## DATA FOR PROCESSING
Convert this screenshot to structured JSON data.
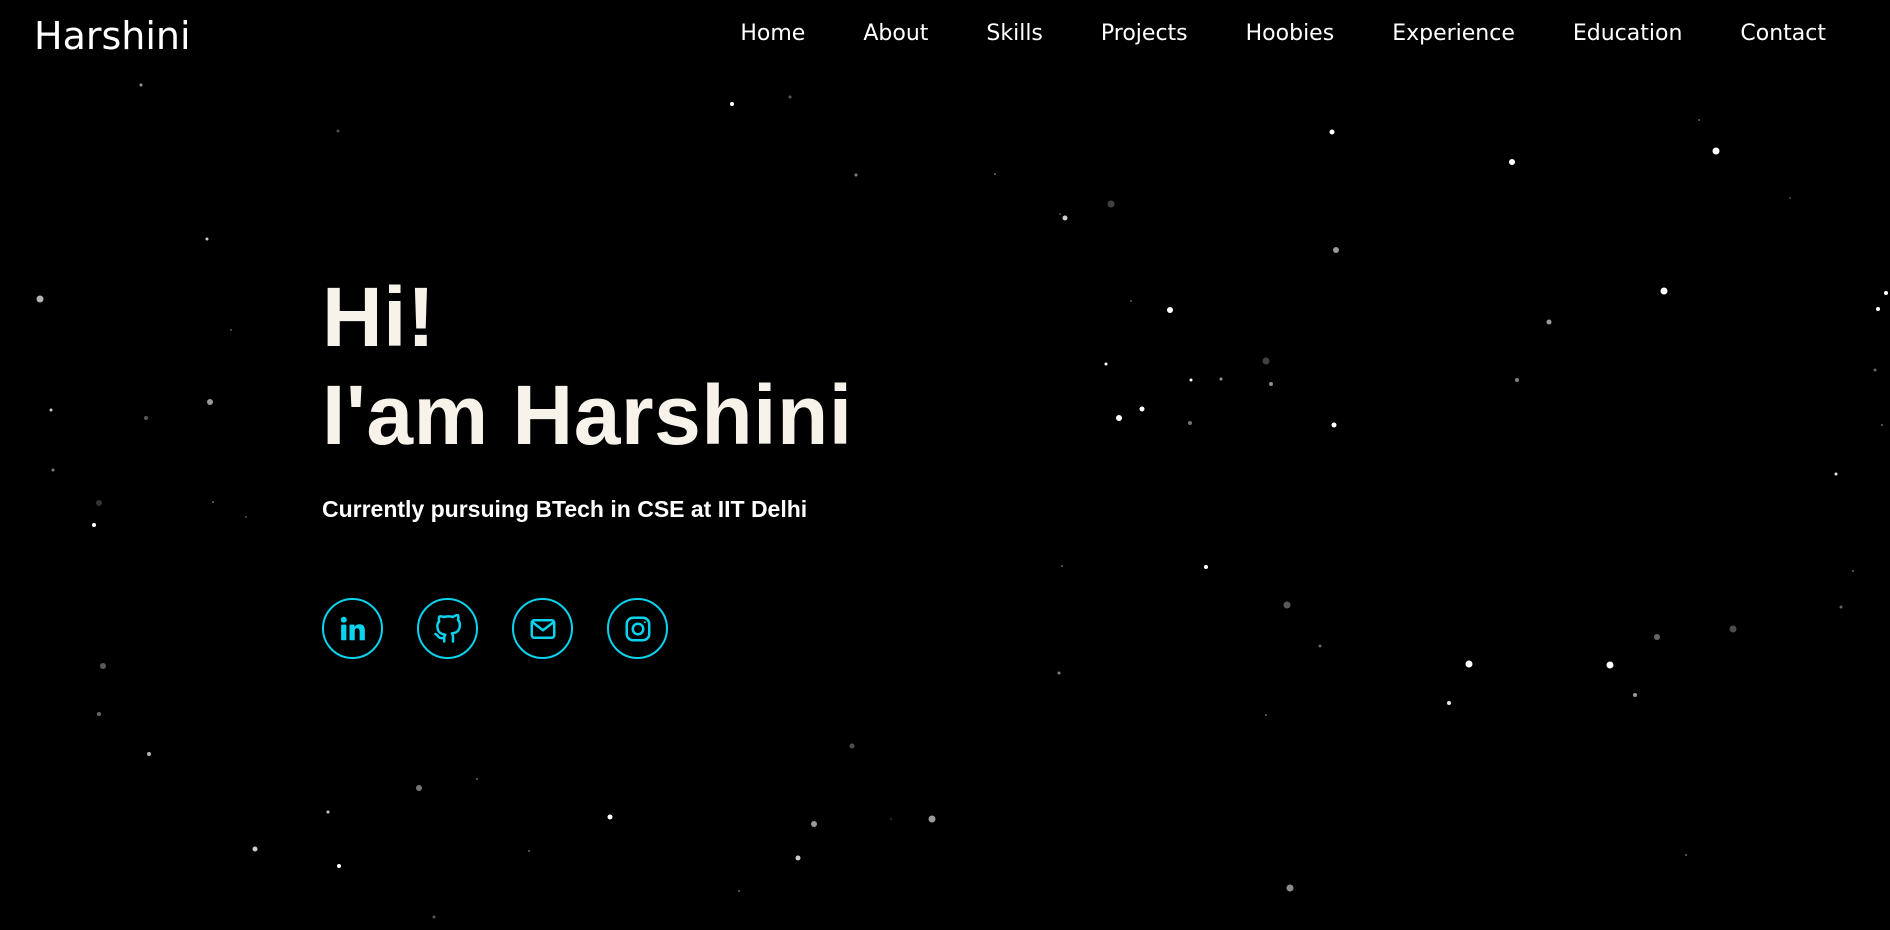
{
  "header": {
    "brand": "Harshini"
  },
  "nav": {
    "items": [
      {
        "label": "Home"
      },
      {
        "label": "About"
      },
      {
        "label": "Skills"
      },
      {
        "label": "Projects"
      },
      {
        "label": "Hoobies"
      },
      {
        "label": "Experience"
      },
      {
        "label": "Education"
      },
      {
        "label": "Contact"
      }
    ]
  },
  "hero": {
    "greeting": "Hi!",
    "name_line": "I'am Harshini",
    "subtitle": "Currently pursuing BTech in CSE at IIT Delhi"
  },
  "socials": [
    {
      "icon": "linkedin-icon"
    },
    {
      "icon": "github-icon"
    },
    {
      "icon": "mail-icon"
    },
    {
      "icon": "instagram-icon"
    }
  ],
  "colors": {
    "background": "#000000",
    "accent": "#0ad3ee",
    "heading": "#f7f2ea",
    "text": "#ffffff"
  }
}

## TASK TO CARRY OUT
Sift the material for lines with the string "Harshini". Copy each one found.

## ANSWER TO THIS EXERCISE
    "brand": "Harshini"
    "name_line": "I'am Harshini",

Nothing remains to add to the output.